▶ [BRIEF] Omit the pictures and copy the entries exactly.

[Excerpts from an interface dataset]
==================================================

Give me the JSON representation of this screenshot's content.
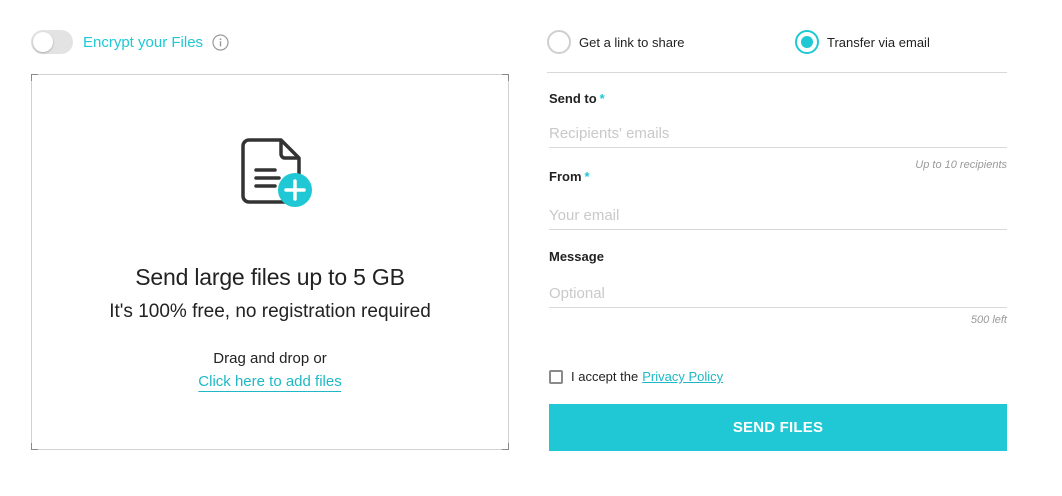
{
  "encrypt": {
    "label": "Encrypt your Files",
    "enabled": false,
    "info_icon": "info-icon"
  },
  "dropzone": {
    "icon": "file-add-icon",
    "title": "Send large files up to 5 GB",
    "subtitle": "It's 100% free, no registration required",
    "hint": "Drag and drop or",
    "add_link": "Click here to add files"
  },
  "share_mode": {
    "options": [
      {
        "label": "Get a link to share",
        "selected": false
      },
      {
        "label": "Transfer via email",
        "selected": true
      }
    ]
  },
  "form": {
    "send_to": {
      "label": "Send to",
      "required_mark": "*",
      "value": "",
      "placeholder": "Recipients' emails",
      "hint": "Up to 10 recipients"
    },
    "from": {
      "label": "From",
      "required_mark": "*",
      "value": "",
      "placeholder": "Your email"
    },
    "message": {
      "label": "Message",
      "value": "",
      "placeholder": "Optional",
      "hint": "500 left"
    }
  },
  "privacy": {
    "checked": false,
    "text": "I accept the",
    "link": "Privacy Policy"
  },
  "submit": {
    "label": "SEND FILES"
  },
  "colors": {
    "accent": "#1fc8d4",
    "link": "#1fb8c4",
    "text": "#222222",
    "placeholder": "#c9c9c9"
  }
}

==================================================

▶ [RESPONSE TO THIS EXERCISE]
Give me the JSON representation of this screenshot's content.
{
  "encrypt": {
    "label": "Encrypt your Files",
    "enabled": false,
    "info_icon": "info-icon"
  },
  "dropzone": {
    "icon": "file-add-icon",
    "title": "Send large files up to 5 GB",
    "subtitle": "It's 100% free, no registration required",
    "hint": "Drag and drop or",
    "add_link": "Click here to add files"
  },
  "share_mode": {
    "options": [
      {
        "label": "Get a link to share",
        "selected": false
      },
      {
        "label": "Transfer via email",
        "selected": true
      }
    ]
  },
  "form": {
    "send_to": {
      "label": "Send to",
      "required_mark": "*",
      "value": "",
      "placeholder": "Recipients' emails",
      "hint": "Up to 10 recipients"
    },
    "from": {
      "label": "From",
      "required_mark": "*",
      "value": "",
      "placeholder": "Your email"
    },
    "message": {
      "label": "Message",
      "value": "",
      "placeholder": "Optional",
      "hint": "500 left"
    }
  },
  "privacy": {
    "checked": false,
    "text": "I accept the",
    "link": "Privacy Policy"
  },
  "submit": {
    "label": "SEND FILES"
  },
  "colors": {
    "accent": "#1fc8d4",
    "link": "#1fb8c4",
    "text": "#222222",
    "placeholder": "#c9c9c9"
  }
}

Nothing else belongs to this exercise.